Print the entries once more, unchanged.

——

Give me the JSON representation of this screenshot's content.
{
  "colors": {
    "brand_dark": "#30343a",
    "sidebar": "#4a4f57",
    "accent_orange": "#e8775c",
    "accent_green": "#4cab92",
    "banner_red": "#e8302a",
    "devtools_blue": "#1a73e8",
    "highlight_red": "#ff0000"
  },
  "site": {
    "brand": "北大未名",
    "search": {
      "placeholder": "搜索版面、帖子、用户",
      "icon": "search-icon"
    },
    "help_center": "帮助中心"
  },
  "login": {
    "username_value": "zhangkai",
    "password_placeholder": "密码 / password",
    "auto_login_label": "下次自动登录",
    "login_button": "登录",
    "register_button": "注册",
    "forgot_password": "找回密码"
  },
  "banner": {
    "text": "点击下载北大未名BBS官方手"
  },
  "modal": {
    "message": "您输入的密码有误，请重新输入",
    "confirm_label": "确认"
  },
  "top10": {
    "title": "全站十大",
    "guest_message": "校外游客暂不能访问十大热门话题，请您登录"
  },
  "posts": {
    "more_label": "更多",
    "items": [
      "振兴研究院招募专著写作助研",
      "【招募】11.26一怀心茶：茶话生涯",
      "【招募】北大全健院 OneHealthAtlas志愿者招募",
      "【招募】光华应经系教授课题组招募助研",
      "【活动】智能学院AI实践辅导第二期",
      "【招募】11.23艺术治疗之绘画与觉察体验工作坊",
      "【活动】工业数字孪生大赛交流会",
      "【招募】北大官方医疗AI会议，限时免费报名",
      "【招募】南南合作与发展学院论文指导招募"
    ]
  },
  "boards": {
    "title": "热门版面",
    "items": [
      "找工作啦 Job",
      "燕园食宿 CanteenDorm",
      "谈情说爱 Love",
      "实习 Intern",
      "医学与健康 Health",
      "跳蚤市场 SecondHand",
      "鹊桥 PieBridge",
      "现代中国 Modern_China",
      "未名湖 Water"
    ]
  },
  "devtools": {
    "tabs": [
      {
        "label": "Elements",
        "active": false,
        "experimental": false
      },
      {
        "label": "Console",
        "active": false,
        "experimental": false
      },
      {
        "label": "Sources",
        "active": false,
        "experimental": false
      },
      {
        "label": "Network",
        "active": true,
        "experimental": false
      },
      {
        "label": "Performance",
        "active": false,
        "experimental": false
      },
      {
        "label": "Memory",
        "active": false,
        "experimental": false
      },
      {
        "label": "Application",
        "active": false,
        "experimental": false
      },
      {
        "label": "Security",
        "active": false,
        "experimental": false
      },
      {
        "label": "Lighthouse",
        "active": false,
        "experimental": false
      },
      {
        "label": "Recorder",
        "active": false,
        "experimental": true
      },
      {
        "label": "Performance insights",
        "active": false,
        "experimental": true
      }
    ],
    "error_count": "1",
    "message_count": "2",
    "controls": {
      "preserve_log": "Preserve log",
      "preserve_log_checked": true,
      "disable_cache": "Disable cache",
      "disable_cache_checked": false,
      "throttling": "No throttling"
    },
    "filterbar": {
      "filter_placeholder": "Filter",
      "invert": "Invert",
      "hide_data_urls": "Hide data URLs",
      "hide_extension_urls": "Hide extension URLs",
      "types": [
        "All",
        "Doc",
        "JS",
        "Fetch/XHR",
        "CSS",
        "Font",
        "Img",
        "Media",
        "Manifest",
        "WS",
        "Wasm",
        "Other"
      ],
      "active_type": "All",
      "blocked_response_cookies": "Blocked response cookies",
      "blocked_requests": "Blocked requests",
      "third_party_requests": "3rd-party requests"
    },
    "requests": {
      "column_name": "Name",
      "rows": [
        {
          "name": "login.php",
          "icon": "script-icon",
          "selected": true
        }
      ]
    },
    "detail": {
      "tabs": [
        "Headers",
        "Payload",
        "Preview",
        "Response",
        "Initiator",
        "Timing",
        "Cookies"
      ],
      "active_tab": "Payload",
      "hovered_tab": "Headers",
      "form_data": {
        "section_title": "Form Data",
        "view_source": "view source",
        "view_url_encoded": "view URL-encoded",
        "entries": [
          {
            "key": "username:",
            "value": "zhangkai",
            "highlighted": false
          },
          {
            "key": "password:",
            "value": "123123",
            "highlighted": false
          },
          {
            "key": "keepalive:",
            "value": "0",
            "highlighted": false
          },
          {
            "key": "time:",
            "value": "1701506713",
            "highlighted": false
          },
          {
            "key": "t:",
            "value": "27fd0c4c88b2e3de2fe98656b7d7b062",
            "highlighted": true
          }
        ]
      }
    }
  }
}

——

ANSWER TO THE EXERCISE:
Give me the JSON representation of this screenshot's content.
{
  "colors": {
    "brand_dark": "#30343a",
    "sidebar": "#4a4f57",
    "accent_orange": "#e8775c",
    "accent_green": "#4cab92",
    "banner_red": "#e8302a",
    "devtools_blue": "#1a73e8",
    "highlight_red": "#ff0000"
  },
  "site": {
    "brand": "北大未名",
    "search": {
      "placeholder": "搜索版面、帖子、用户",
      "icon": "search-icon"
    },
    "help_center": "帮助中心"
  },
  "login": {
    "username_value": "zhangkai",
    "password_placeholder": "密码 / password",
    "auto_login_label": "下次自动登录",
    "login_button": "登录",
    "register_button": "注册",
    "forgot_password": "找回密码"
  },
  "banner": {
    "text": "点击下载北大未名BBS官方手"
  },
  "modal": {
    "message": "您输入的密码有误，请重新输入",
    "confirm_label": "确认"
  },
  "top10": {
    "title": "全站十大",
    "guest_message": "校外游客暂不能访问十大热门话题，请您登录"
  },
  "posts": {
    "more_label": "更多",
    "items": [
      "振兴研究院招募专著写作助研",
      "【招募】11.26一怀心茶：茶话生涯",
      "【招募】北大全健院 OneHealthAtlas志愿者招募",
      "【招募】光华应经系教授课题组招募助研",
      "【活动】智能学院AI实践辅导第二期",
      "【招募】11.23艺术治疗之绘画与觉察体验工作坊",
      "【活动】工业数字孪生大赛交流会",
      "【招募】北大官方医疗AI会议，限时免费报名",
      "【招募】南南合作与发展学院论文指导招募"
    ]
  },
  "boards": {
    "title": "热门版面",
    "items": [
      "找工作啦 Job",
      "燕园食宿 CanteenDorm",
      "谈情说爱 Love",
      "实习 Intern",
      "医学与健康 Health",
      "跳蚤市场 SecondHand",
      "鹊桥 PieBridge",
      "现代中国 Modern_China",
      "未名湖 Water"
    ]
  },
  "devtools": {
    "tabs": [
      {
        "label": "Elements",
        "active": false,
        "experimental": false
      },
      {
        "label": "Console",
        "active": false,
        "experimental": false
      },
      {
        "label": "Sources",
        "active": false,
        "experimental": false
      },
      {
        "label": "Network",
        "active": true,
        "experimental": false
      },
      {
        "label": "Performance",
        "active": false,
        "experimental": false
      },
      {
        "label": "Memory",
        "active": false,
        "experimental": false
      },
      {
        "label": "Application",
        "active": false,
        "experimental": false
      },
      {
        "label": "Security",
        "active": false,
        "experimental": false
      },
      {
        "label": "Lighthouse",
        "active": false,
        "experimental": false
      },
      {
        "label": "Recorder",
        "active": false,
        "experimental": true
      },
      {
        "label": "Performance insights",
        "active": false,
        "experimental": true
      }
    ],
    "error_count": "1",
    "message_count": "2",
    "controls": {
      "preserve_log": "Preserve log",
      "preserve_log_checked": true,
      "disable_cache": "Disable cache",
      "disable_cache_checked": false,
      "throttling": "No throttling"
    },
    "filterbar": {
      "filter_placeholder": "Filter",
      "invert": "Invert",
      "hide_data_urls": "Hide data URLs",
      "hide_extension_urls": "Hide extension URLs",
      "types": [
        "All",
        "Doc",
        "JS",
        "Fetch/XHR",
        "CSS",
        "Font",
        "Img",
        "Media",
        "Manifest",
        "WS",
        "Wasm",
        "Other"
      ],
      "active_type": "All",
      "blocked_response_cookies": "Blocked response cookies",
      "blocked_requests": "Blocked requests",
      "third_party_requests": "3rd-party requests"
    },
    "requests": {
      "column_name": "Name",
      "rows": [
        {
          "name": "login.php",
          "icon": "script-icon",
          "selected": true
        }
      ]
    },
    "detail": {
      "tabs": [
        "Headers",
        "Payload",
        "Preview",
        "Response",
        "Initiator",
        "Timing",
        "Cookies"
      ],
      "active_tab": "Payload",
      "hovered_tab": "Headers",
      "form_data": {
        "section_title": "Form Data",
        "view_source": "view source",
        "view_url_encoded": "view URL-encoded",
        "entries": [
          {
            "key": "username:",
            "value": "zhangkai",
            "highlighted": false
          },
          {
            "key": "password:",
            "value": "123123",
            "highlighted": false
          },
          {
            "key": "keepalive:",
            "value": "0",
            "highlighted": false
          },
          {
            "key": "time:",
            "value": "1701506713",
            "highlighted": false
          },
          {
            "key": "t:",
            "value": "27fd0c4c88b2e3de2fe98656b7d7b062",
            "highlighted": true
          }
        ]
      }
    }
  }
}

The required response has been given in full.